 Like in cameos, mythology is also a popular inspiration in intaglios. In the piece below, we see the whole family: Venus, Mars and that little trouble maker Cupid.

Victorian Banded Agate Greco-Roman Intaglio Bezel Set in Sterling Silver Brooch $995

Here is the piece backlit to show the details of the carving and the stone.

Next we come to maybe the most well known of all mythical creatures- the dragon! Both European and Asian cultures developed their own independent concepts of the dragon. All depictions of the dragon show them as large serpents (and in fact the word "dragon" is derived from the Latin draconem, meaning "huge serpent."

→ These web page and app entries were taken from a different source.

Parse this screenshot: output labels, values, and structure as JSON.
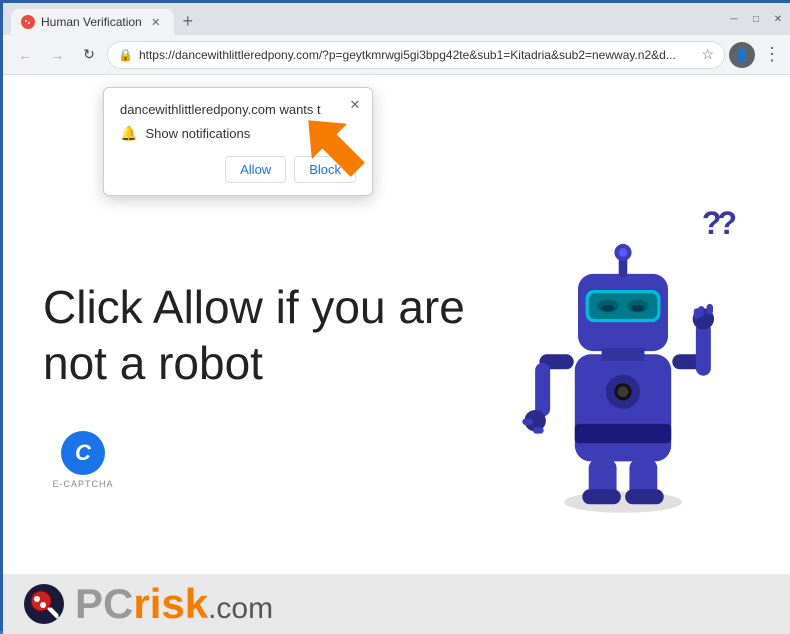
{
  "browser": {
    "title_bar": {
      "tab_label": "Human Verification",
      "new_tab_icon": "+",
      "close_icon": "✕",
      "minimize_icon": "─",
      "maximize_icon": "□",
      "window_close_icon": "✕"
    },
    "address_bar": {
      "url": "https://dancewithlittleredpony.com/?p=geytkmrwgi5gi3bpg42te&sub1=Kitadria&sub2=newway.n2&d...",
      "back_icon": "←",
      "forward_icon": "→",
      "reload_icon": "↻",
      "more_icon": "⋮"
    }
  },
  "notification_popup": {
    "title": "dancewithlittleredpony.com wants t",
    "notification_label": "Show notifications",
    "allow_button": "Allow",
    "block_button": "Block",
    "close_icon": "✕"
  },
  "page": {
    "main_text": "Click Allow if you are not a robot",
    "captcha_label": "E-CAPTCHA",
    "captcha_letter": "C"
  },
  "pcrisk": {
    "pc_text": "PC",
    "risk_text": "risk",
    "dotcom_text": ".com"
  },
  "colors": {
    "accent_blue": "#1a73e8",
    "robot_blue": "#3d3db8",
    "robot_dark": "#2a2a8a",
    "orange_arrow": "#f57c00",
    "teal_visor": "#00bcd4"
  }
}
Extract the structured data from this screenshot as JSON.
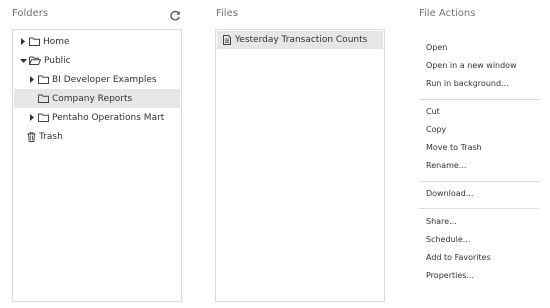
{
  "columns": {
    "folders": "Folders",
    "files": "Files",
    "actions": "File Actions"
  },
  "folder_tree": [
    {
      "label": "Home",
      "caret": "right",
      "icon": "folder-icon",
      "selected": false
    },
    {
      "label": "Public",
      "caret": "down",
      "icon": "folder-open-icon",
      "selected": false
    },
    {
      "label": "BI Developer Examples",
      "caret": "right",
      "icon": "folder-icon",
      "selected": false
    },
    {
      "label": "Company Reports",
      "caret": "none",
      "icon": "folder-icon",
      "selected": true
    },
    {
      "label": "Pentaho Operations Mart",
      "caret": "right",
      "icon": "folder-icon",
      "selected": false
    },
    {
      "label": "Trash",
      "caret": "none",
      "icon": "trash-icon",
      "selected": false
    }
  ],
  "files": [
    {
      "label": "Yesterday Transaction Counts",
      "icon": "report-file-icon",
      "selected": true
    }
  ],
  "actions": {
    "group1": [
      "Open",
      "Open in a new window",
      "Run in background..."
    ],
    "group2": [
      "Cut",
      "Copy",
      "Move to Trash",
      "Rename..."
    ],
    "group3": [
      "Download..."
    ],
    "group4": [
      "Share...",
      "Schedule...",
      "Add to Favorites",
      "Properties..."
    ]
  }
}
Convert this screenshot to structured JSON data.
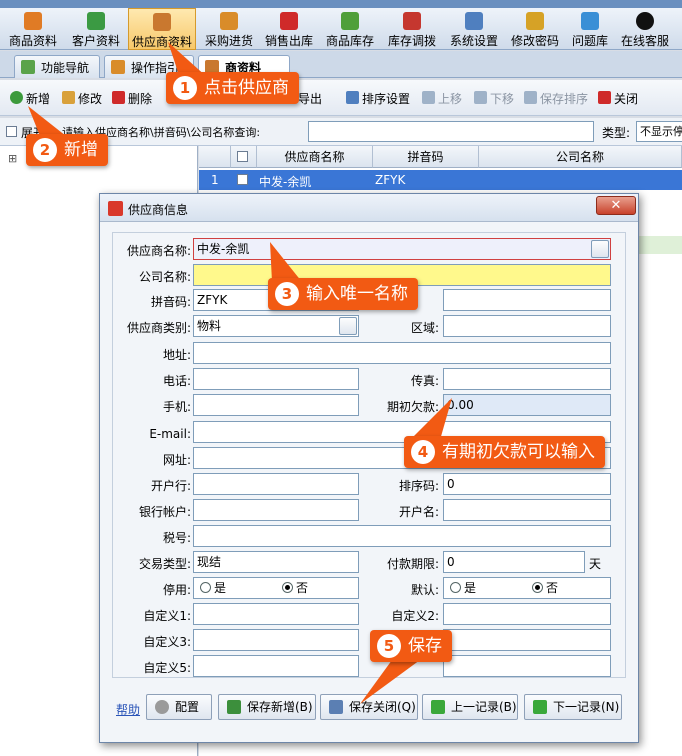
{
  "menubar": {
    "items": [
      {
        "label": "商品资料",
        "icon": "goods-icon",
        "color": "#e07b25"
      },
      {
        "label": "客户资料",
        "icon": "customer-icon",
        "color": "#3b9a43"
      },
      {
        "label": "供应商资料",
        "icon": "supplier-icon",
        "color": "#c9782f"
      },
      {
        "label": "采购进货",
        "icon": "truck-icon",
        "color": "#d98c2a"
      },
      {
        "label": "销售出库",
        "icon": "sales-icon",
        "color": "#cf2a2a"
      },
      {
        "label": "商品库存",
        "icon": "stock-icon",
        "color": "#4f9f3a"
      },
      {
        "label": "库存调拨",
        "icon": "transfer-icon",
        "color": "#c5372f"
      },
      {
        "label": "系统设置",
        "icon": "settings-icon",
        "color": "#4f7fbf"
      },
      {
        "label": "修改密码",
        "icon": "key-icon",
        "color": "#d6a226"
      },
      {
        "label": "问题库",
        "icon": "question-icon",
        "color": "#3a8fd6"
      },
      {
        "label": "在线客服",
        "icon": "qq-icon",
        "color": "#111111"
      }
    ]
  },
  "tabs": [
    {
      "label": "功能导航"
    },
    {
      "label": "操作指引"
    },
    {
      "label": "商资料"
    }
  ],
  "toolbar": {
    "new_label": "新增",
    "edit_label": "修改",
    "delete_label": "删除",
    "export_label": "导出",
    "sort_settings_label": "排序设置",
    "up_label": "上移",
    "down_label": "下移",
    "save_sort_label": "保存排序",
    "close_label": "关闭"
  },
  "search": {
    "expand_label": "展开",
    "query_label": "请输入供应商名称\\拼音码\\公司名称查询:",
    "type_label": "类型:",
    "type_value": "不显示停"
  },
  "tree": {
    "root_symbol": "⊞"
  },
  "grid": {
    "columns": [
      "供应商名称",
      "拼音码",
      "公司名称"
    ],
    "rows": [
      {
        "index": "1",
        "name": "中发-余凯",
        "pinyin": "ZFYK",
        "company": ""
      }
    ]
  },
  "dialog": {
    "title": "供应商信息",
    "close_symbol": "✕",
    "fields": {
      "supplier_name_label": "供应商名称:",
      "supplier_name_value": "中发-余凯",
      "company_label": "公司名称:",
      "company_value": "",
      "pinyin_label": "拼音码:",
      "pinyin_value": "ZFYK",
      "category_label": "供应商类别:",
      "category_value": "物料",
      "region_label": "区域:",
      "address_label": "地址:",
      "phone_label": "电话:",
      "fax_label": "传真:",
      "mobile_label": "手机:",
      "opening_debt_label": "期初欠款:",
      "opening_debt_value": "0.00",
      "email_label": "E-mail:",
      "website_label": "网址:",
      "bank_label": "开户行:",
      "sort_code_label": "排序码:",
      "sort_code_value": "0",
      "bank_account_label": "银行帐户:",
      "account_name_label": "开户名:",
      "tax_label": "税号:",
      "trade_type_label": "交易类型:",
      "trade_type_value": "现结",
      "payment_term_label": "付款期限:",
      "payment_term_value": "0",
      "payment_term_unit": "天",
      "disabled_label": "停用:",
      "default_label": "默认:",
      "yes_label": "是",
      "no_label": "否",
      "custom1_label": "自定义1:",
      "custom2_label": "自定义2:",
      "custom3_label": "自定义3:",
      "custom5_label": "自定义5:"
    },
    "buttons": {
      "help_label": "帮助",
      "config_label": "配置",
      "save_new_label": "保存新增(B)",
      "save_close_label": "保存关闭(Q)",
      "prev_label": "上一记录(B)",
      "next_label": "下一记录(N)"
    }
  },
  "callouts": [
    {
      "num": "1",
      "text": "点击供应商"
    },
    {
      "num": "2",
      "text": "新增"
    },
    {
      "num": "3",
      "text": "输入唯一名称"
    },
    {
      "num": "4",
      "text": "有期初欠款可以输入"
    },
    {
      "num": "5",
      "text": "保存"
    }
  ],
  "colors": {
    "callout": "#f25a13",
    "selected_row": "#3a76d6",
    "required_field": "#fff98c"
  }
}
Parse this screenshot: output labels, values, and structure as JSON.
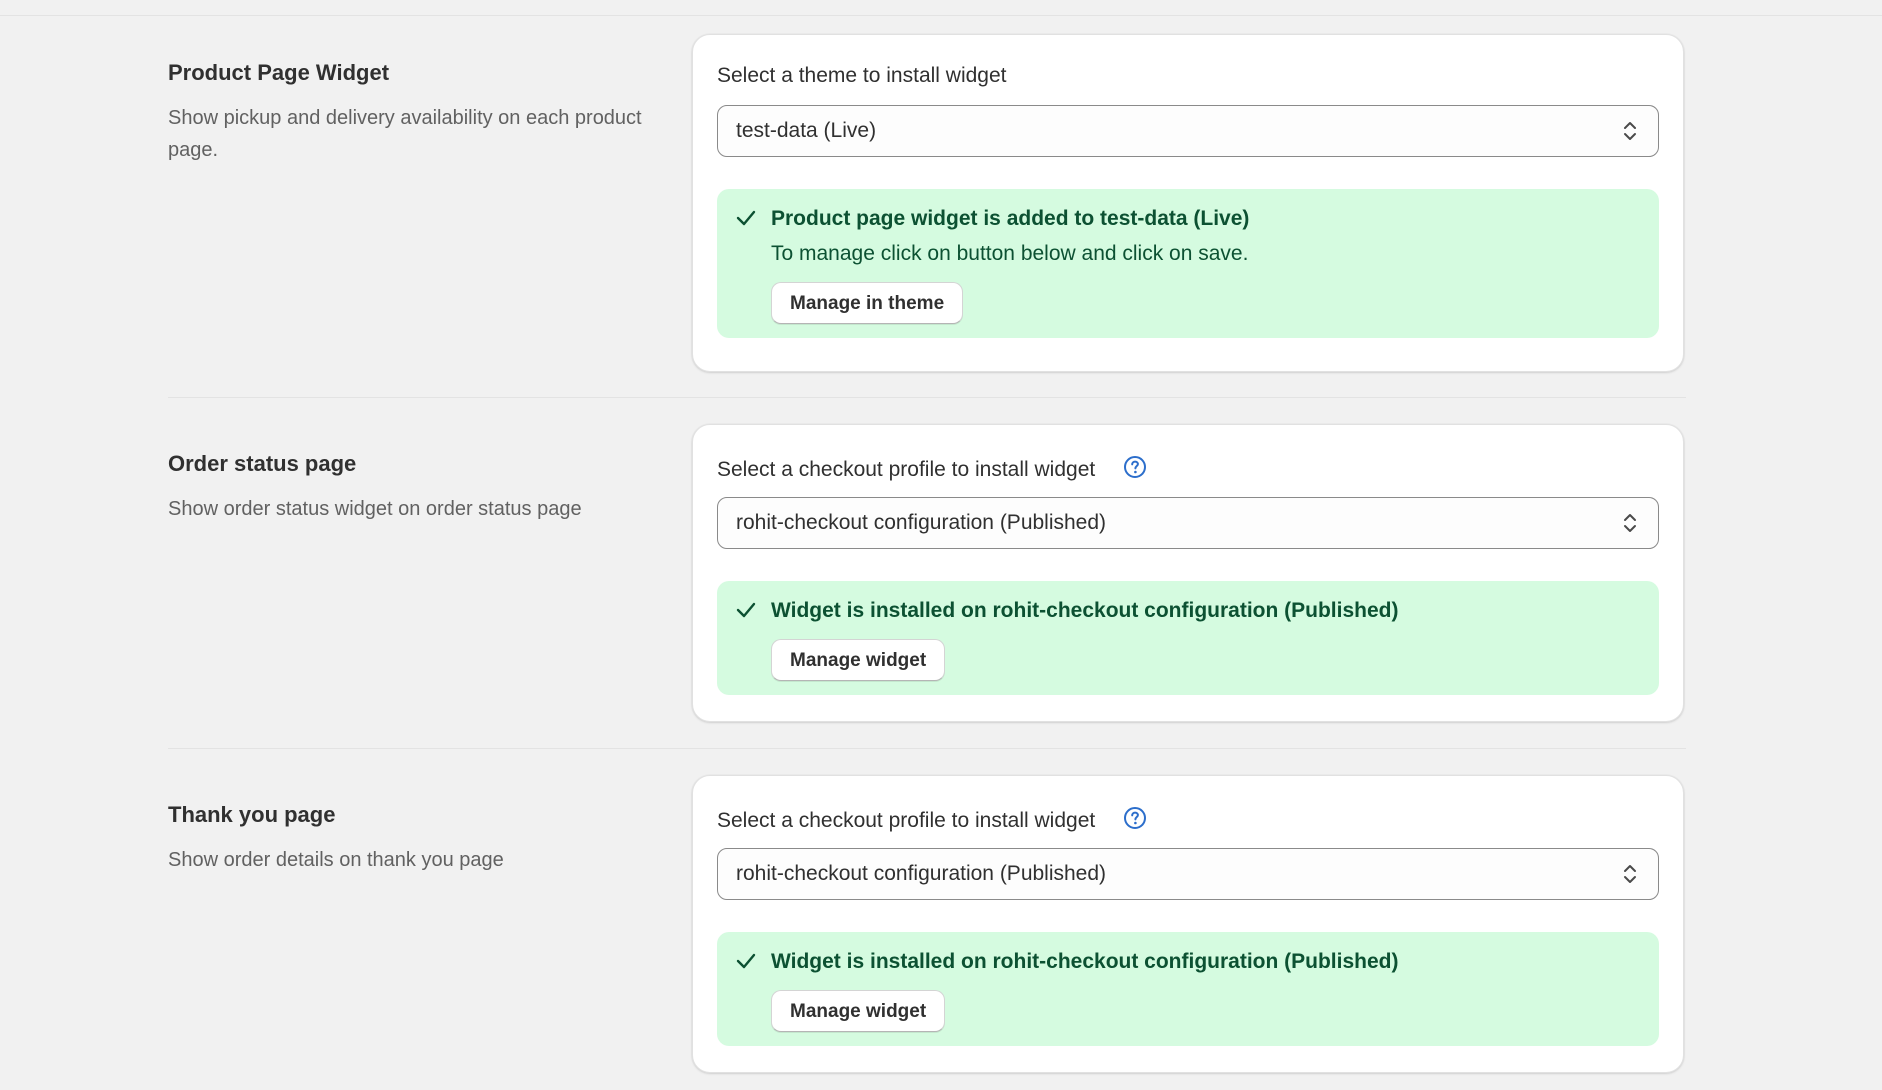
{
  "sections": [
    {
      "title": "Product Page Widget",
      "description": "Show pickup and delivery availability on each product page.",
      "field_label": "Select a theme to install widget",
      "select_value": "test-data (Live)",
      "banner_title": "Product page widget is added to test-data (Live)",
      "banner_text": "To manage click on button below and click on save.",
      "button_label": "Manage in theme"
    },
    {
      "title": "Order status page",
      "description": "Show order status widget on order status page",
      "field_label": "Select a checkout profile to install widget",
      "select_value": "rohit-checkout configuration (Published)",
      "banner_title": "Widget is installed on rohit-checkout configuration (Published)",
      "button_label": "Manage widget"
    },
    {
      "title": "Thank you page",
      "description": "Show order details on thank you page",
      "field_label": "Select a checkout profile to install widget",
      "select_value": "rohit-checkout configuration (Published)",
      "banner_title": "Widget is installed on rohit-checkout configuration (Published)",
      "button_label": "Manage widget"
    }
  ],
  "icons": {
    "help": "question-circle-icon",
    "check": "checkmark-icon",
    "select_arrows": "select-chevrons-icon"
  },
  "colors": {
    "page_bg": "#f1f1f1",
    "card_bg": "#ffffff",
    "success_bg": "#d5fbe0",
    "success_text": "#0c5132",
    "help_icon": "#2c6ecb"
  }
}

European dragons are generally considered to be maleficent creatures (and not just in the
Disney sense), breathing fire and guarding treasure and leaving trails of destruction in their wake. Asian dragons on the other hand are benevolent creatures, considered to be good luck and to bring prosperity.

40s 835 Silver Dragon Bracelet $49


20s 14k Gold Beautifully Engraved Entwined Dragons Ring $1,250
Late 20s French Celluloid Wyvern Brooch $275

A wyvern is a creature similar to a dragon with two legs (or no legs), usually with an arrow-shaped tail as seen here. They are an important symbol in Irish, English and Scottish heraldry. The most common distinction from the dragon (besides the fewer limbs) is that they usually breath frost or poison instead of fire.

70s Artisan Brass Gorgon Ring $198

The gorgons were hideous monsters with snakes for hair, the most famous of which was Medusa. In ancient Greece, the image of the gorgon was a common household decoration because it was thought to ward off evil.

c. 1910 14k Gold Art Nouveau Pendant of Marianne with an Old Mine Cut Diamond $425

In a more patriotic take on mythology, this pendant (long ago converted from a stickpin) shows
Marianne, the personification of France. She represents liberty, equality, reason and was originally a symbol of opposition to the monarchy during the French Revolution.
70s James Yesberger Handwrought Winged Lion Ring $495

The winged lion is found in many ancient and medieval cultures (though not usually looking this cute!). In modern times the winged lion is best known as the
symbol of Venice, where the creatures have an especially prominent presence in Piazza San Marco.
 The fenghuang and the dragon are a symbol in sinospheric mythology representing harmony between men and women, with the fenghuang being traditionally female, and the dragon traditionally male. They are often associated with marriages, and were common symbols of the empress and emperor.
60s 14k Gold Fenghuang and Dragon Pendant with Jade, Ruby, Emerald, Turquoise and Coral $1,950
70s Napier Fenghuang Statement Necklace $165
40s Mexican Mixed Metal Ozomatli Cuff $395

Ozomatli was an Aztec monkey god, and a companion spirit to Xochipilli, the god of music and dance. He is associated with fun, art and games, and is often depicted in this festive, raise-the-roof posture.
60s Rhinestone Octopus Brooch $325

And of course we cannot forget the mighty Kraken- terror of the seas, sinker of ships, that most sinister of cephalopods! The Kraken was a Norse sea monster, likely imagined after sightings of giant squids. It's doubtful any Norseman ever imagined the Kraken quite as cute and sparkly as this fun fellow, though.
All items in our Sunday Brunch collections are available for purchase! If you are interested in a piece you've seen, just reply to this email for details on how to buy.

Congratulations you have made it through that marathon of mythical beings and beasts! This was a long one, but there were just so many fun pieces to share and I had a really good time researching. Have a lovely week full of fantastic and magical adventures!

Stylishly yours,

Lara and the team